VAN had its inaugural event – New Video Frontiers – in London last week. The feedback from many people – whether they worked in online or TV advertising – was that it felt different to other events in terms of how it succeeded in bringing people from TV and online together. SpotXchange, a programmatic video ad platform, were one of the sponsors and Andrew Moore, Managing Director for EMEA, delivered one of the keynote presentations. Here Andrew reflects on the how the significance of the event and on the prospects for future co-operation between TV and online.
Last week almost 200 leading TV and online advertising gathered in London for New Video Frontiers, VAN’s inaugural event. The theme for the day was “The Rise of Programmatic Video” and both the discussion and the audience profile reflected the rapid growth of programmatic trading across all of the key European markets.
The fact that the first event was held in London was fitting, as a recent SpotXchange-commissioned IHS whitepaper found that 18% of online video will be traded programmatically in the UK this year and that figure will grow to 39% by 2017.
However, one thing that quickly become clear was that this was a European event, and it was interesting to hear about how programmatic video strategies are already being implemented by buyers and sellers in various European markets.
But the event’s international audience wasn’t the only interesting thing about the event. For me, it was even more interesting that the people in the room and on the panels were clearly coming from two very different worlds – TV and online – and both sets of people were there to discuss and explore the implications of a programmatic future*.
This was fascinating for a couple of reasons. While the TV industry has been providing online services for years now, the reality is that – for the most part – people who work in TV and online move in different circles and attend very different events, even therre’s a slight overlap occasionally. The second thing that became clear was that both industries can learn a lot from each other if they can move beyond their differences and find common ground for collaboration
New Video Frontiers felt like an important first step in that direction, even if it did feel like an awkward first date at times. TV and online genuinely do hold different values and at times it really does feel like we speak two different languages, but there are clearly huge opportunities for companies who blend the best of both industries.

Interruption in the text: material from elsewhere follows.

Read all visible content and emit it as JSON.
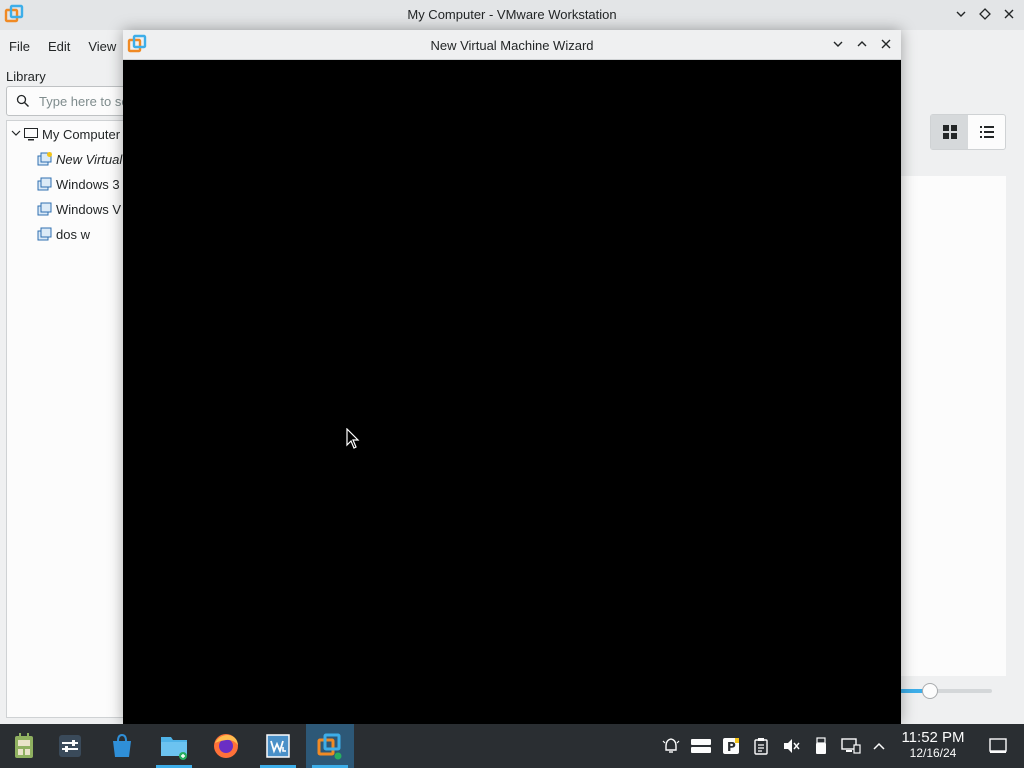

The event explored several themes: from data and targeting through to the adoption of programmatic trading online and how this will soon be relevant to linear television. The debate around data concluded that whilst both TV and online are both targeted mediums, they approach this in completely different ways. Online is typically viewed on an individual basis whilst TV is typically a shared viewing experience, even if more granular targeting options are on the way via the second screen.
But the bigger question – perhaps the biggest for our industry – is whether IP-delivered television will foster further collaboration and drive innovation forward. The answer was an unequivocal yes and we heard about how addressable advertising on television was already being deployed by Sky, and there was a broader recognition of the potential benefits of programmatic trading for zero-rated programmes. We also heard how there are a number of fascinating European projects underway to utilize programmatic systems to deliver addressable advertising in linear TV.
For me, the overriding conclusion of the day is that despite our differences, there is a great deal of common ground between television and online and the more we can collaborate and learn from each other the better. Events like New Video Frontiers act as forums for these type of discussions and we were delighted be part of the first event.
*Apologies for the use of nouns as adjectives throughout this piece!